U.S. President Barack Obama has called for a federal strategy to promote the health of bees that have been declining. The honeybee has been waning due to parasites, disease and pesticides. Wild bees may be used to take over their role as crop pollinators. Scientists first need to learn a lot more about wild bees, says biologist Sam Droege, who is pioneering the first national inventory on native bees. VOA’s Deborah Block went to his research laboratory in Beltsville, Maryland, to bring you more.
Video

Video US Defense Officials Plan for Long-Term Strategy to Contain Islamic State

U.S. defense officials say American air strikes in Iraq have helped deter Islamic State militants for the time being, but that a broad international effort is needed to defeat the extremists permanently. Defense Secretary Chuck Hagel warned Thursday that the group formerly known as the Islamic State in Iraq and the Levant, or ISIL, is better organized, and financially and militarily stronger than any other known terrorist group. Zlatica Hoke has more.
Video

Video Drug-Resistant Malaria Spreads in Southeast Asia

On Thailand’s border with Myanmar, also known as Burma, a malaria research and treatment clinic is stepping up efforts to eliminate a drug-resistant form of the parasite - before it spreads abroad. Steve Sandford reports from Mae Sot, Thailand.
Video

Video Gaza Conflict, Hamas Popularity Challenge Abbas

The Palestinian unity government of Mahmoud Abbas has failed to convince Hamas to agree to Egyptian-negotiated terms with Israel on a Gaza cease-fire. VOA State Department Correspondent Scott Stearns reports on what the Gaza conflict means for President Abbas, with whom U.S. officials have worked for years on a two-state solution to the Israeli-Palestinian conflict.
Video

Video Nigeria's 'Nollywood' Movie Industry Rolls in High Gear

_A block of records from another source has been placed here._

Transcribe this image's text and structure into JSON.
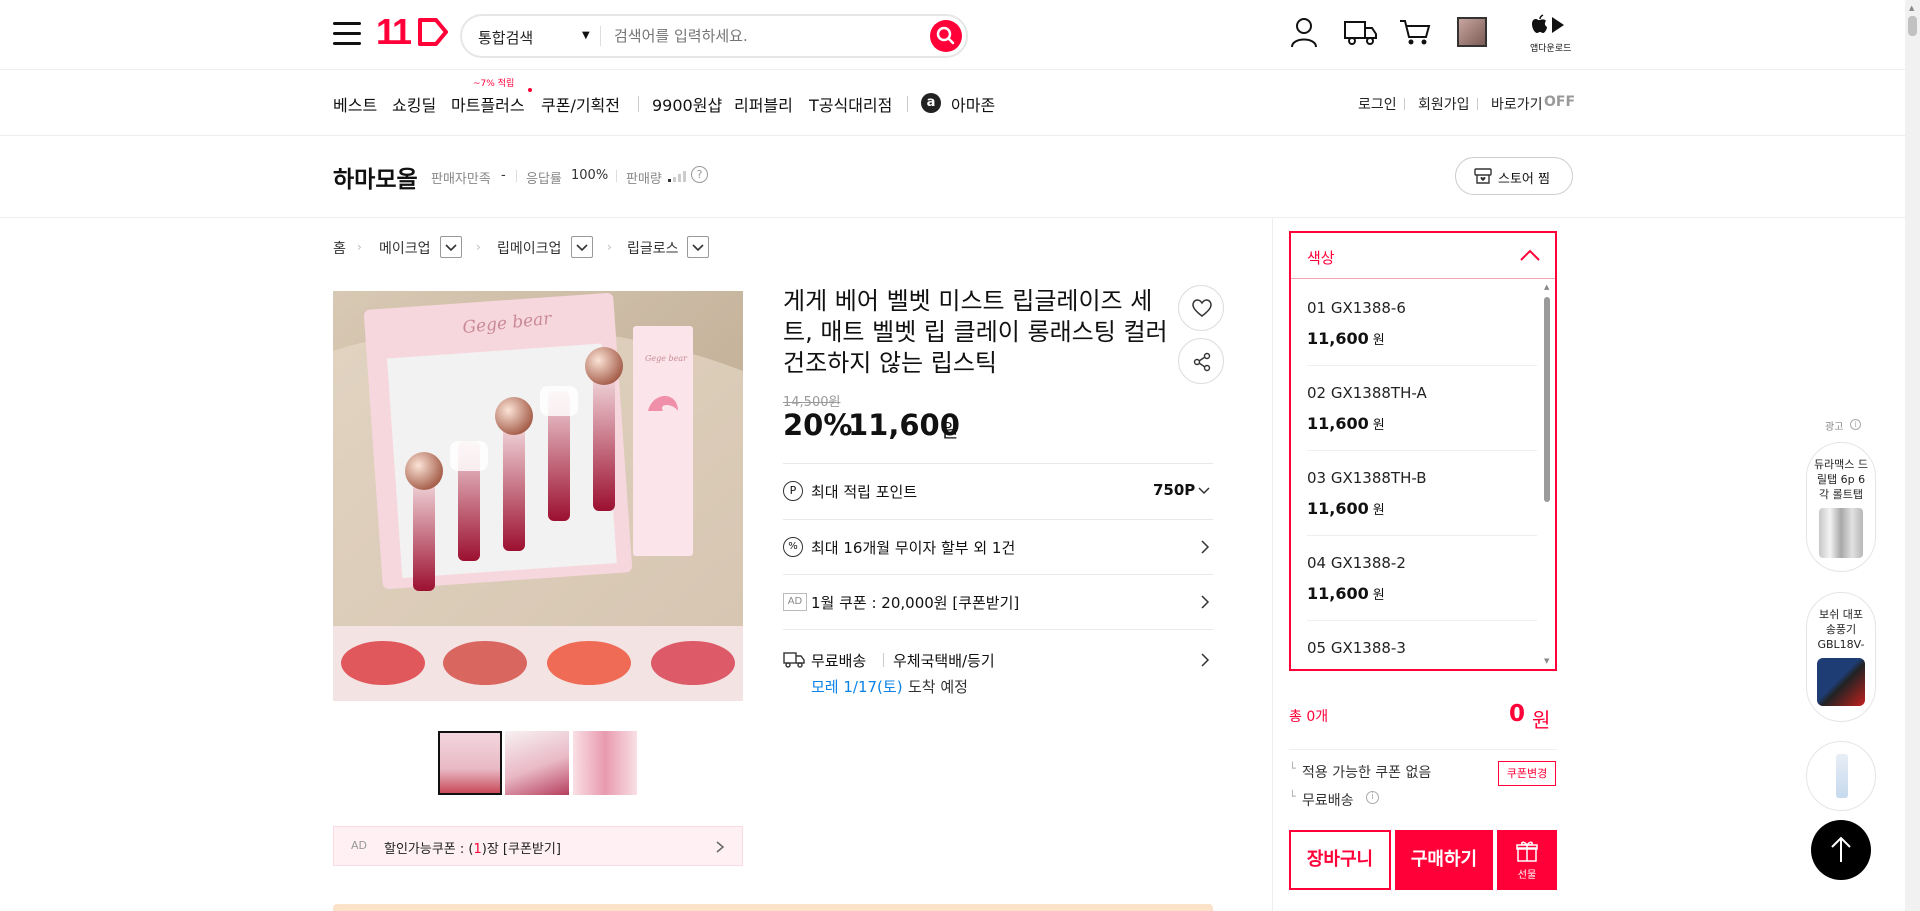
{
  "header": {
    "logo": "11",
    "search_category": "통합검색",
    "search_placeholder": "검색어를 입력하세요.",
    "app_download": "앱다운로드"
  },
  "gnb": {
    "items": [
      "베스트",
      "쇼킹딜",
      "마트플러스",
      "쿠폰/기획전",
      "9900원샵",
      "리퍼블리",
      "T공식대리점",
      "아마존"
    ],
    "mart_badge": "~7% 적립",
    "util": [
      "로그인",
      "회원가입",
      "바로가기",
      "OFF"
    ]
  },
  "store": {
    "name": "하마모올",
    "satisfaction_label": "판매자만족",
    "satisfaction_value": "-",
    "response_label": "응답률",
    "response_value": "100%",
    "sales_label": "판매량",
    "follow_button": "스토어 찜"
  },
  "breadcrumb": [
    "홈",
    "메이크업",
    "립메이크업",
    "립글로스"
  ],
  "product": {
    "image_brand": "Gege bear",
    "title": "게게 베어 벨벳 미스트 립글레이즈 세트, 매트 벨벳 립 클레이 롱래스팅 컬러 건조하지 않는 립스틱",
    "original_price": "14,500원",
    "discount": "20%",
    "price": "11,600",
    "price_unit": "원",
    "points_label": "최대 적립 포인트",
    "points_value": "750P",
    "installment": "최대 16개월 무이자 할부 외 1건",
    "ad_badge": "AD",
    "coupon": "1월 쿠폰 : 20,000원 [쿠폰받기]",
    "shipping_free": "무료배송",
    "shipping_carrier": "우체국택배/등기",
    "arrival_date": "모레 1/17(토)",
    "arrival_suffix": "도착 예정",
    "discount_coupon_ad": "AD",
    "discount_coupon_prefix": "할인가능쿠폰 : (",
    "discount_coupon_count": "1",
    "discount_coupon_suffix": ")장 [쿠폰받기]"
  },
  "options": {
    "header": "색상",
    "items": [
      {
        "name": "01 GX1388-6",
        "price": "11,600",
        "unit": "원"
      },
      {
        "name": "02 GX1388TH-A",
        "price": "11,600",
        "unit": "원"
      },
      {
        "name": "03 GX1388TH-B",
        "price": "11,600",
        "unit": "원"
      },
      {
        "name": "04 GX1388-2",
        "price": "11,600",
        "unit": "원"
      },
      {
        "name": "05 GX1388-3",
        "price": "",
        "unit": ""
      }
    ]
  },
  "summary": {
    "total_label": "총 0개",
    "total_price": "0",
    "total_unit": "원",
    "coupon_none": "적용 가능한 쿠폰 없음",
    "coupon_change": "쿠폰변경",
    "free_shipping": "무료배송",
    "cart_button": "장바구니",
    "buy_button": "구매하기",
    "gift_button": "선물"
  },
  "side_ads": {
    "label": "광고",
    "items": [
      "듀라맥스 드릴탭 6p 6각 롤트탭",
      "보쉬 대포 송풍기 GBL18V-",
      ""
    ]
  },
  "colors": {
    "accent": "#ff0038",
    "link_blue": "#0b83e6"
  }
}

Twenty years after its birth in a video shop in Lagos, Nigeria's "Nollywood" is one of the most prolific film industries on earth. Despite low budgets and whirlwind production schedules, Nigerian films are wildly popular in Africa and industry professionals say they hope, in the future, their films will be as great in quality as they are in quantity. Heather Murdock has more for VOA from Lagos.
Video

Video UN Launches 'Biggest Aid Operation in 30 Years' in Iraq

The United Nations has launched what it describes as one of the biggest aid operations in 30 years in northern Iraq, as hundreds of thousands of refugees flee the extremist Sunni militant group calling itself the Islamic State. As Kurdish and Iraqi forces battle the Sunni insurgents, the fighting has forced more people to flee their homes. Kurdish authorities say the international community must act now to avert a humanitarian catastrophe. Henry Ridgwell reports for VOA from London.
Video

Video Cambodian American Hip Hop Artist Sings of Personal Struggles

A growing underground movement of Cambodian American hip hop artists is rapping about the struggles of living in urban America. Most, if not all of them, are refugees or children of refugees who came to the United States from Cambodia to escape the Khmer Rouge genocide of the 1970s. Through their music, the artists hope to give voice to immigrants who have been struggling quietly for years. Elizabeth Lee reports from Long Beach, California.
Video

Video African Media Tries to Educate Public About Ebola

While the Ebola epidemic continues to claim lives in West Africa, information technology specialists, together with radio and TV reporters, are battling misinformation and prejudice about the disease - using social media to educate the public about the deadly virus. VOA’s George Putic has more.

AppleAndroid